• Action item: Would you output each record exactly as it stands?

= = = = =

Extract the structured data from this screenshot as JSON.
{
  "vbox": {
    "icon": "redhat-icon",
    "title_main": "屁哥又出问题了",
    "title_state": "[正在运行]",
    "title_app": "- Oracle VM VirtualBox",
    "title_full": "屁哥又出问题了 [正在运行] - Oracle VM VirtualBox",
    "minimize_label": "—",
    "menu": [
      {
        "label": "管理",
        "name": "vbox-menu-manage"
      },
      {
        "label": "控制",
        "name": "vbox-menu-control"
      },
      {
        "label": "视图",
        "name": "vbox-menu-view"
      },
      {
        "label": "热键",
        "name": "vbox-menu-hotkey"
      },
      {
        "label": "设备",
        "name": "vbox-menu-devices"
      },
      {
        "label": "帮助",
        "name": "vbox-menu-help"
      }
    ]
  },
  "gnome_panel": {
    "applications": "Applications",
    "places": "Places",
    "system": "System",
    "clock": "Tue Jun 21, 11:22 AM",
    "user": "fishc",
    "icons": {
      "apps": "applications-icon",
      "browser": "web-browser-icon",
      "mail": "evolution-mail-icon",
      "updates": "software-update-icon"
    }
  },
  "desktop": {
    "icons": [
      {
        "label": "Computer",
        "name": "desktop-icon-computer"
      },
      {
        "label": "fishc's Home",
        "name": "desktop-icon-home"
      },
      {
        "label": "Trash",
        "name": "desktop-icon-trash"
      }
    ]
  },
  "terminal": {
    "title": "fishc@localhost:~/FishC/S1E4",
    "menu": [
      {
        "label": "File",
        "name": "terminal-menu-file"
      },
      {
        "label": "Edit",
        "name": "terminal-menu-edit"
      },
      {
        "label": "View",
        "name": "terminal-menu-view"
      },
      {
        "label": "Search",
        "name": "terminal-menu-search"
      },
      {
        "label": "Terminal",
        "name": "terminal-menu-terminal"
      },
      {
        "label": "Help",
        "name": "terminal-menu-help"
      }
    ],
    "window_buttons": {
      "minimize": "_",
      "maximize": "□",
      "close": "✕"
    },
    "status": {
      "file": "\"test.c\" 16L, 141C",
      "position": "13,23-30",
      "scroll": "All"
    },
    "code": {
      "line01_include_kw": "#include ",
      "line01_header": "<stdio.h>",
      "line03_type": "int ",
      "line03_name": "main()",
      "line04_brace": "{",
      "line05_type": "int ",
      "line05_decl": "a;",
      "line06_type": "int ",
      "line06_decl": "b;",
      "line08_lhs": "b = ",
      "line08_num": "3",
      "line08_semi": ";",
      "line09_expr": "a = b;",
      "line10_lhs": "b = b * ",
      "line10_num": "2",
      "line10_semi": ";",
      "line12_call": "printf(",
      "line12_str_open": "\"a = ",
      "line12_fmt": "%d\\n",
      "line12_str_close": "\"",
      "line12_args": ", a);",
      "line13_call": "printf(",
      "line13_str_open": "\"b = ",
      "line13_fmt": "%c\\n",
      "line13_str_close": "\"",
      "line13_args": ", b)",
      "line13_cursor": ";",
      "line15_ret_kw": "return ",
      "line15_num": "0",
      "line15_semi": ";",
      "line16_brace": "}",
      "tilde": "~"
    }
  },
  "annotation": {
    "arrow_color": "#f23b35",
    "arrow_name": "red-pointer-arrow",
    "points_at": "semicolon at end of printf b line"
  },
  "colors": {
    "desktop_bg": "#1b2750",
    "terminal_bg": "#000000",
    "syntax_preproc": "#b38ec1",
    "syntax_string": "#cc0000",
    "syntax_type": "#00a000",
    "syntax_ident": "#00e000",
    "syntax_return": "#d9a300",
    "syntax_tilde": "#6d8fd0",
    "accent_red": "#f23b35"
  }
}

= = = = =

• Response area:
Extract the structured data from this screenshot as JSON.
{
  "vbox": {
    "icon": "redhat-icon",
    "title_main": "屁哥又出问题了",
    "title_state": "[正在运行]",
    "title_app": "- Oracle VM VirtualBox",
    "title_full": "屁哥又出问题了 [正在运行] - Oracle VM VirtualBox",
    "minimize_label": "—",
    "menu": [
      {
        "label": "管理",
        "name": "vbox-menu-manage"
      },
      {
        "label": "控制",
        "name": "vbox-menu-control"
      },
      {
        "label": "视图",
        "name": "vbox-menu-view"
      },
      {
        "label": "热键",
        "name": "vbox-menu-hotkey"
      },
      {
        "label": "设备",
        "name": "vbox-menu-devices"
      },
      {
        "label": "帮助",
        "name": "vbox-menu-help"
      }
    ]
  },
  "gnome_panel": {
    "applications": "Applications",
    "places": "Places",
    "system": "System",
    "clock": "Tue Jun 21, 11:22 AM",
    "user": "fishc",
    "icons": {
      "apps": "applications-icon",
      "browser": "web-browser-icon",
      "mail": "evolution-mail-icon",
      "updates": "software-update-icon"
    }
  },
  "desktop": {
    "icons": [
      {
        "label": "Computer",
        "name": "desktop-icon-computer"
      },
      {
        "label": "fishc's Home",
        "name": "desktop-icon-home"
      },
      {
        "label": "Trash",
        "name": "desktop-icon-trash"
      }
    ]
  },
  "terminal": {
    "title": "fishc@localhost:~/FishC/S1E4",
    "menu": [
      {
        "label": "File",
        "name": "terminal-menu-file"
      },
      {
        "label": "Edit",
        "name": "terminal-menu-edit"
      },
      {
        "label": "View",
        "name": "terminal-menu-view"
      },
      {
        "label": "Search",
        "name": "terminal-menu-search"
      },
      {
        "label": "Terminal",
        "name": "terminal-menu-terminal"
      },
      {
        "label": "Help",
        "name": "terminal-menu-help"
      }
    ],
    "window_buttons": {
      "minimize": "_",
      "maximize": "□",
      "close": "✕"
    },
    "status": {
      "file": "\"test.c\" 16L, 141C",
      "position": "13,23-30",
      "scroll": "All"
    },
    "code": {
      "line01_include_kw": "#include ",
      "line01_header": "<stdio.h>",
      "line03_type": "int ",
      "line03_name": "main()",
      "line04_brace": "{",
      "line05_type": "int ",
      "line05_decl": "a;",
      "line06_type": "int ",
      "line06_decl": "b;",
      "line08_lhs": "b = ",
      "line08_num": "3",
      "line08_semi": ";",
      "line09_expr": "a = b;",
      "line10_lhs": "b = b * ",
      "line10_num": "2",
      "line10_semi": ";",
      "line12_call": "printf(",
      "line12_str_open": "\"a = ",
      "line12_fmt": "%d\\n",
      "line12_str_close": "\"",
      "line12_args": ", a);",
      "line13_call": "printf(",
      "line13_str_open": "\"b = ",
      "line13_fmt": "%c\\n",
      "line13_str_close": "\"",
      "line13_args": ", b)",
      "line13_cursor": ";",
      "line15_ret_kw": "return ",
      "line15_num": "0",
      "line15_semi": ";",
      "line16_brace": "}",
      "tilde": "~"
    }
  },
  "annotation": {
    "arrow_color": "#f23b35",
    "arrow_name": "red-pointer-arrow",
    "points_at": "semicolon at end of printf b line"
  },
  "colors": {
    "desktop_bg": "#1b2750",
    "terminal_bg": "#000000",
    "syntax_preproc": "#b38ec1",
    "syntax_string": "#cc0000",
    "syntax_type": "#00a000",
    "syntax_ident": "#00e000",
    "syntax_return": "#d9a300",
    "syntax_tilde": "#6d8fd0",
    "accent_red": "#f23b35"
  }
}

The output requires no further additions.